Work item: Could all of the entries be written out exactly, with any pictures omitted?

Source records:
* * *

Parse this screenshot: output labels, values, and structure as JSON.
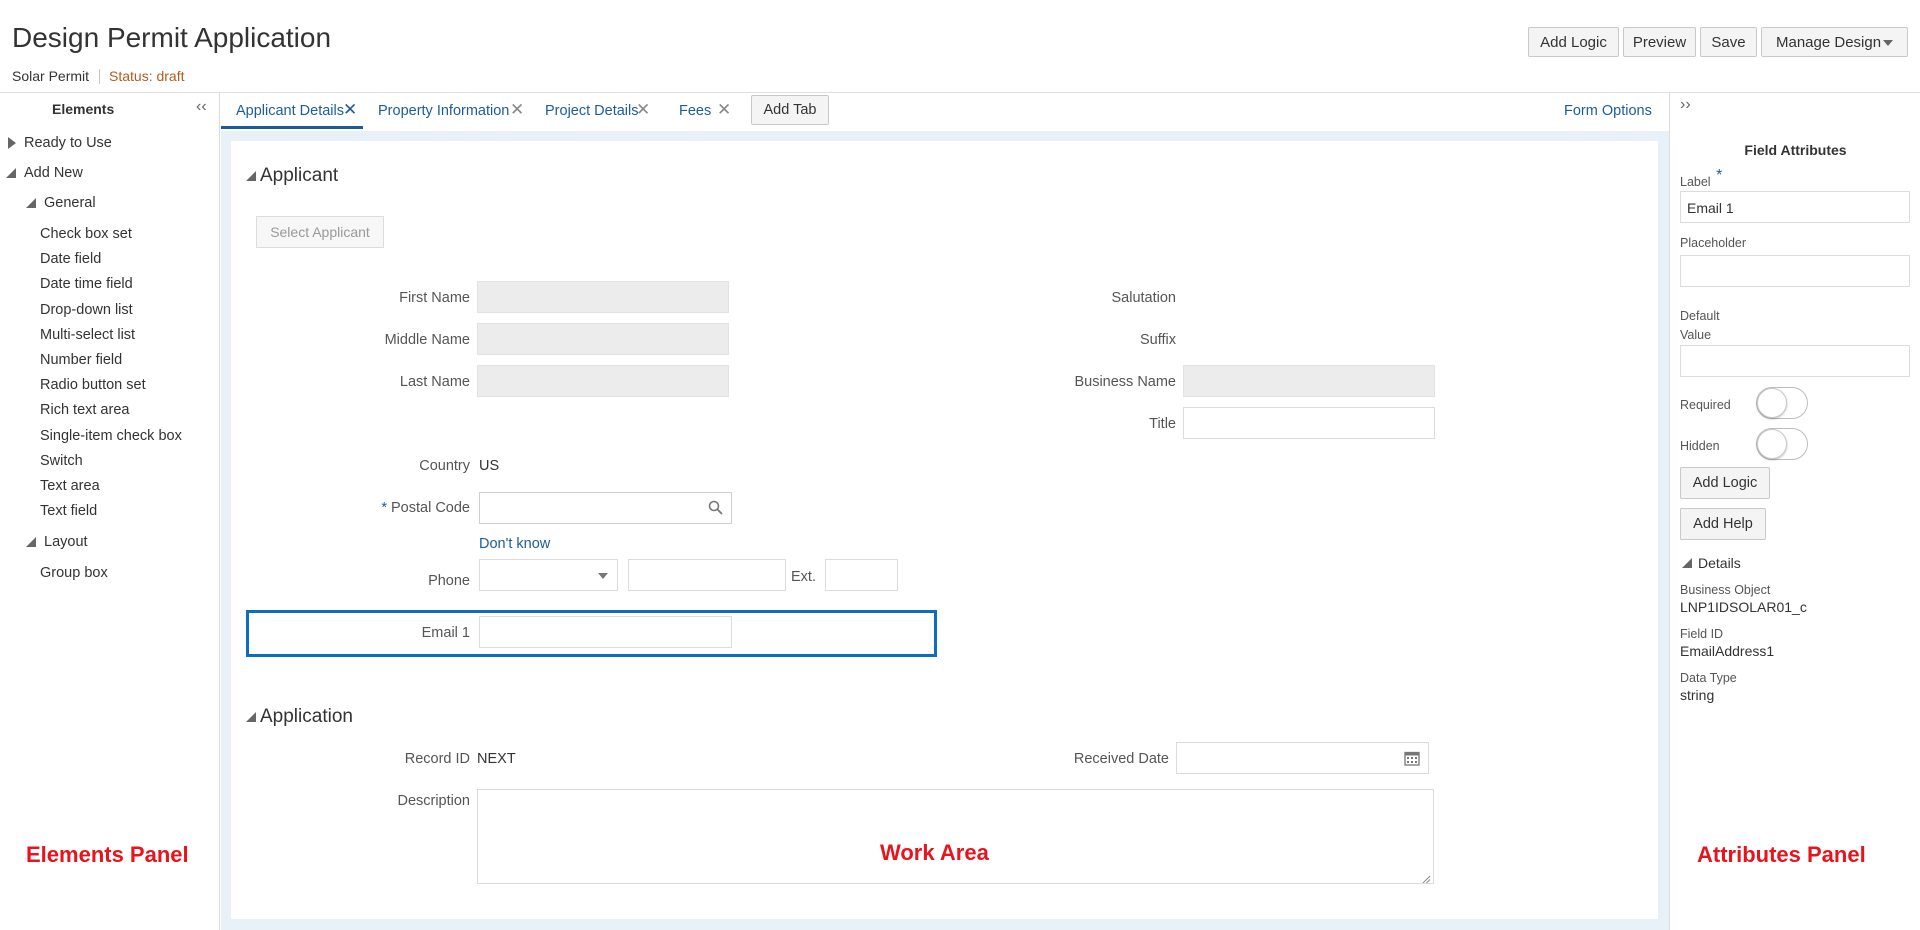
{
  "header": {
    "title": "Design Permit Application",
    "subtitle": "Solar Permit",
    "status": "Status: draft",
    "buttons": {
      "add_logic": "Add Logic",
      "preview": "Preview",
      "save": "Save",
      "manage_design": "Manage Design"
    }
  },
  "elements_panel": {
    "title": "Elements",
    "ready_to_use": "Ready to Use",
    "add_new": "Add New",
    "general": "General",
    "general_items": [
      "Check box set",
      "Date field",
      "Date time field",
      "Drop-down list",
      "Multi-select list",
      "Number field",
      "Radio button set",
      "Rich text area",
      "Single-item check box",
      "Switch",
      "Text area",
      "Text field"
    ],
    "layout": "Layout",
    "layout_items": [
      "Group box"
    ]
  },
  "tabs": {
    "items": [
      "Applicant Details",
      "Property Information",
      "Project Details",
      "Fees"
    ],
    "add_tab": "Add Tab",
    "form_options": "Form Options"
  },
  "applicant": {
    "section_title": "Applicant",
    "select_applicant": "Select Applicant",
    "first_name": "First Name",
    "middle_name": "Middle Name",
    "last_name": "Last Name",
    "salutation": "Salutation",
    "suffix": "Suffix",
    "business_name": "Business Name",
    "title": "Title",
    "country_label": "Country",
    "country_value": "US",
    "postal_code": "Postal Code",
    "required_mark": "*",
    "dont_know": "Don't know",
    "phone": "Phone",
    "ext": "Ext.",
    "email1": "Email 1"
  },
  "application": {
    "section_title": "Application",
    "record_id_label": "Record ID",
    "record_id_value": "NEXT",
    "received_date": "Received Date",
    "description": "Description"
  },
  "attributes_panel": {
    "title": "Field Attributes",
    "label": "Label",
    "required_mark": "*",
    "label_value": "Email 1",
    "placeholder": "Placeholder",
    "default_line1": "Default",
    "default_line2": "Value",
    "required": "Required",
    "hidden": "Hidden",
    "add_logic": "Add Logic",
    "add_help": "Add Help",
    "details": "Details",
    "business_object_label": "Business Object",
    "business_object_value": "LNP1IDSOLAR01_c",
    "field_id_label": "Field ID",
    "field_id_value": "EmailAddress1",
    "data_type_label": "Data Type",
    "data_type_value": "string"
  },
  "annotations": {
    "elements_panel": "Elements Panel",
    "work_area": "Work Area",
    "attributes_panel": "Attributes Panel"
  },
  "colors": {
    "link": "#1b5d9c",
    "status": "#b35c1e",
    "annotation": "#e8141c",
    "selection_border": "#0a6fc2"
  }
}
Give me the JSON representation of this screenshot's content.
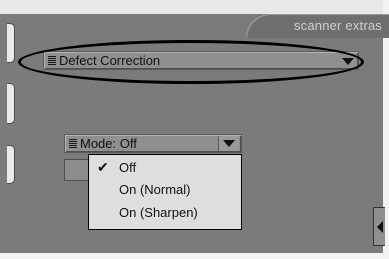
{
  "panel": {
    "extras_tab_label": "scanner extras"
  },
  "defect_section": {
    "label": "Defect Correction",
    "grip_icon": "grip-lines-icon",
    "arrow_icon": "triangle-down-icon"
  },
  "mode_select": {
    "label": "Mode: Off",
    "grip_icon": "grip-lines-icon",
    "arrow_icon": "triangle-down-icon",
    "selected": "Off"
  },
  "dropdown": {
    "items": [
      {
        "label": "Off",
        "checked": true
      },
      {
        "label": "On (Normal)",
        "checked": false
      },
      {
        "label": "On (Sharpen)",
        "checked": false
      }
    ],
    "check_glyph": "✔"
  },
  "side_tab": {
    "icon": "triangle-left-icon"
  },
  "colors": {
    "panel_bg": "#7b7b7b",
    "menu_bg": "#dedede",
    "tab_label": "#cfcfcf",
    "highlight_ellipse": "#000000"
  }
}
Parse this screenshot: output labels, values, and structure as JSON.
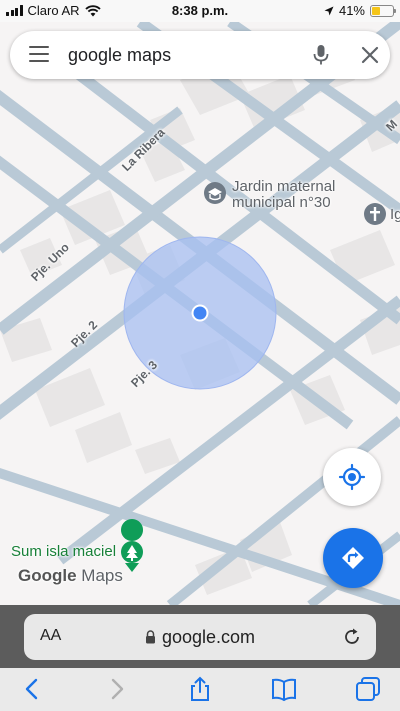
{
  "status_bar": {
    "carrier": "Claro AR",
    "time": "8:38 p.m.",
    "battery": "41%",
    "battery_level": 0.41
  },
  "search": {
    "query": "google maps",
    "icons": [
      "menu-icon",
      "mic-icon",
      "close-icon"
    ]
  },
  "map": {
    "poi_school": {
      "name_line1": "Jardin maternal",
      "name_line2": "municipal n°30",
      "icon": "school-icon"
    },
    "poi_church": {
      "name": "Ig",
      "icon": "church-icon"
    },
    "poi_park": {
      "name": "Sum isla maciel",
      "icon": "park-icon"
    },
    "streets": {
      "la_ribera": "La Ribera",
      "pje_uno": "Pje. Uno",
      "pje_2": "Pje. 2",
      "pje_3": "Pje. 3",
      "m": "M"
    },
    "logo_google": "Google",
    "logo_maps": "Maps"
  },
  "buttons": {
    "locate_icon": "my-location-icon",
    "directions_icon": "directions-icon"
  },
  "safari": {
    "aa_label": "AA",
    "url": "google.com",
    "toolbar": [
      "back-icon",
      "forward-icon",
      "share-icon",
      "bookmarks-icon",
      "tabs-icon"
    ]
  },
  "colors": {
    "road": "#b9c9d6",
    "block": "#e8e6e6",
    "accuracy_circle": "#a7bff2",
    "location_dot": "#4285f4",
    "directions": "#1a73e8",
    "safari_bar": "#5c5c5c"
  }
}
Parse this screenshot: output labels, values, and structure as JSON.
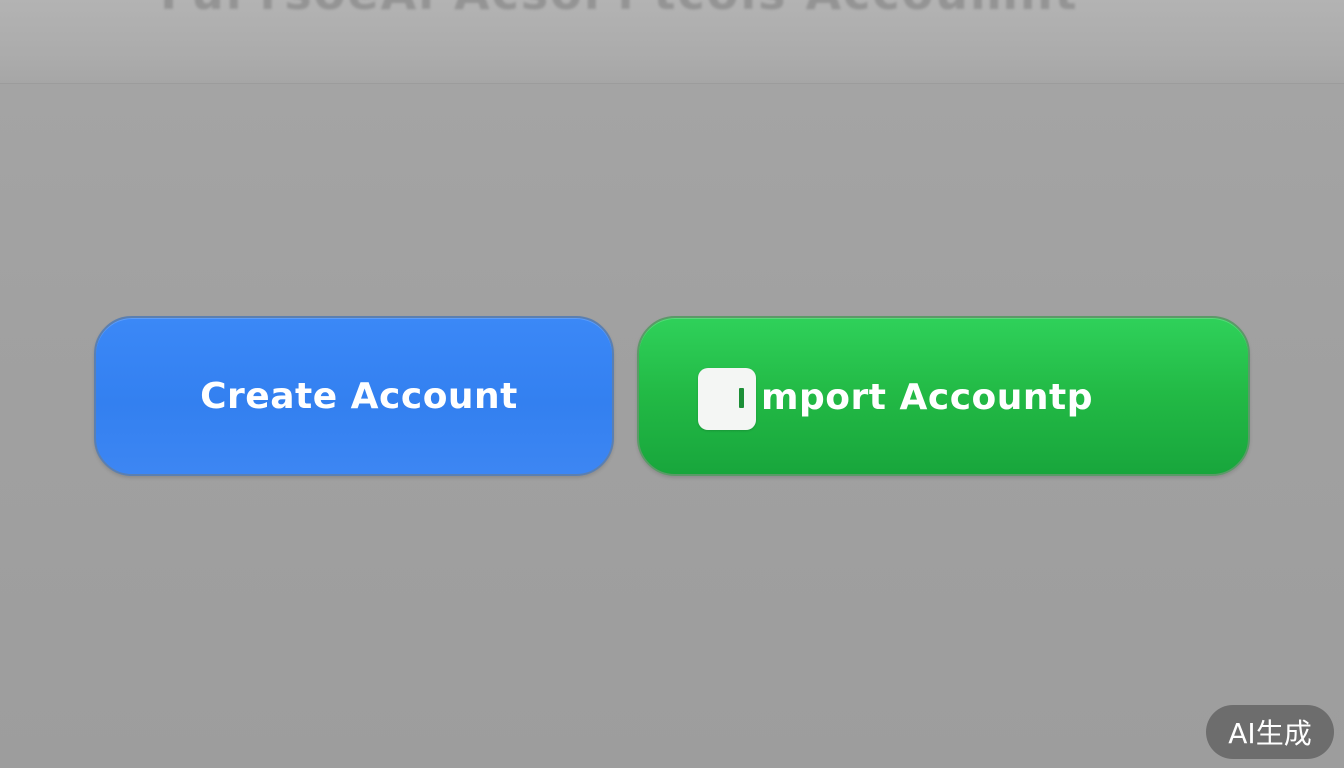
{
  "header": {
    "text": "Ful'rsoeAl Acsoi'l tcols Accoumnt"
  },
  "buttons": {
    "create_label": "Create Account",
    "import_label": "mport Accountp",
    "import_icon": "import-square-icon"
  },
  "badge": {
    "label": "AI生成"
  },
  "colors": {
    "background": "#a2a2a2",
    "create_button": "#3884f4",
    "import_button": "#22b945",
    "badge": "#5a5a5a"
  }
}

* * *

Answer:
Parse this screenshot: output labels, values, and structure as JSON.
{
  "header": {
    "title": "Design Permit Application",
    "subtitle": "Solar Permit",
    "status": "Status: draft",
    "buttons": {
      "add_logic": "Add Logic",
      "preview": "Preview",
      "save": "Save",
      "manage_design": "Manage Design"
    }
  },
  "elements_panel": {
    "title": "Elements",
    "ready_to_use": "Ready to Use",
    "add_new": "Add New",
    "general": "General",
    "general_items": [
      "Check box set",
      "Date field",
      "Date time field",
      "Drop-down list",
      "Multi-select list",
      "Number field",
      "Radio button set",
      "Rich text area",
      "Single-item check box",
      "Switch",
      "Text area",
      "Text field"
    ],
    "layout": "Layout",
    "layout_items": [
      "Group box"
    ]
  },
  "tabs": {
    "items": [
      "Applicant Details",
      "Property Information",
      "Project Details",
      "Fees"
    ],
    "add_tab": "Add Tab",
    "form_options": "Form Options"
  },
  "applicant": {
    "section_title": "Applicant",
    "select_applicant": "Select Applicant",
    "first_name": "First Name",
    "middle_name": "Middle Name",
    "last_name": "Last Name",
    "salutation": "Salutation",
    "suffix": "Suffix",
    "business_name": "Business Name",
    "title": "Title",
    "country_label": "Country",
    "country_value": "US",
    "postal_code": "Postal Code",
    "required_mark": "*",
    "dont_know": "Don't know",
    "phone": "Phone",
    "ext": "Ext.",
    "email1": "Email 1"
  },
  "application": {
    "section_title": "Application",
    "record_id_label": "Record ID",
    "record_id_value": "NEXT",
    "received_date": "Received Date",
    "description": "Description"
  },
  "attributes_panel": {
    "title": "Field Attributes",
    "label": "Label",
    "required_mark": "*",
    "label_value": "Email 1",
    "placeholder": "Placeholder",
    "default_line1": "Default",
    "default_line2": "Value",
    "required": "Required",
    "hidden": "Hidden",
    "add_logic": "Add Logic",
    "add_help": "Add Help",
    "details": "Details",
    "business_object_label": "Business Object",
    "business_object_value": "LNP1IDSOLAR01_c",
    "field_id_label": "Field ID",
    "field_id_value": "EmailAddress1",
    "data_type_label": "Data Type",
    "data_type_value": "string"
  },
  "annotations": {
    "elements_panel": "Elements Panel",
    "work_area": "Work Area",
    "attributes_panel": "Attributes Panel"
  },
  "colors": {
    "link": "#1b5d9c",
    "status": "#b35c1e",
    "annotation": "#e8141c",
    "selection_border": "#0a6fc2"
  }
}
Give me the JSON representation of this screenshot's content.
{
  "panel": {
    "extras_tab_label": "scanner extras"
  },
  "defect_section": {
    "label": "Defect Correction",
    "grip_icon": "grip-lines-icon",
    "arrow_icon": "triangle-down-icon"
  },
  "mode_select": {
    "label": "Mode: Off",
    "grip_icon": "grip-lines-icon",
    "arrow_icon": "triangle-down-icon",
    "selected": "Off"
  },
  "dropdown": {
    "items": [
      {
        "label": "Off",
        "checked": true
      },
      {
        "label": "On (Normal)",
        "checked": false
      },
      {
        "label": "On (Sharpen)",
        "checked": false
      }
    ],
    "check_glyph": "✔"
  },
  "side_tab": {
    "icon": "triangle-left-icon"
  },
  "colors": {
    "panel_bg": "#7b7b7b",
    "menu_bg": "#dedede",
    "tab_label": "#cfcfcf",
    "highlight_ellipse": "#000000"
  }
}
Parse this screenshot: output labels, values, and structure as JSON.
{
  "status_bar": {
    "carrier": "Claro AR",
    "time": "8:38 p.m.",
    "battery": "41%",
    "battery_level": 0.41
  },
  "search": {
    "query": "google maps",
    "icons": [
      "menu-icon",
      "mic-icon",
      "close-icon"
    ]
  },
  "map": {
    "poi_school": {
      "name_line1": "Jardin maternal",
      "name_line2": "municipal n°30",
      "icon": "school-icon"
    },
    "poi_church": {
      "name": "Ig",
      "icon": "church-icon"
    },
    "poi_park": {
      "name": "Sum isla maciel",
      "icon": "park-icon"
    },
    "streets": {
      "la_ribera": "La Ribera",
      "pje_uno": "Pje. Uno",
      "pje_2": "Pje. 2",
      "pje_3": "Pje. 3",
      "m": "M"
    },
    "logo_google": "Google",
    "logo_maps": "Maps"
  },
  "buttons": {
    "locate_icon": "my-location-icon",
    "directions_icon": "directions-icon"
  },
  "safari": {
    "aa_label": "AA",
    "url": "google.com",
    "toolbar": [
      "back-icon",
      "forward-icon",
      "share-icon",
      "bookmarks-icon",
      "tabs-icon"
    ]
  },
  "colors": {
    "road": "#b9c9d6",
    "block": "#e8e6e6",
    "accuracy_circle": "#a7bff2",
    "location_dot": "#4285f4",
    "directions": "#1a73e8",
    "safari_bar": "#5c5c5c"
  }
}
Parse this screenshot: output labels, values, and structure as JSON.
{
  "header": {
    "text": "Ful'rsoeAl Acsoi'l tcols Accoumnt"
  },
  "buttons": {
    "create_label": "Create Account",
    "import_label": "mport Accountp",
    "import_icon": "import-square-icon"
  },
  "badge": {
    "label": "AI生成"
  },
  "colors": {
    "background": "#a2a2a2",
    "create_button": "#3884f4",
    "import_button": "#22b945",
    "badge": "#5a5a5a"
  }
}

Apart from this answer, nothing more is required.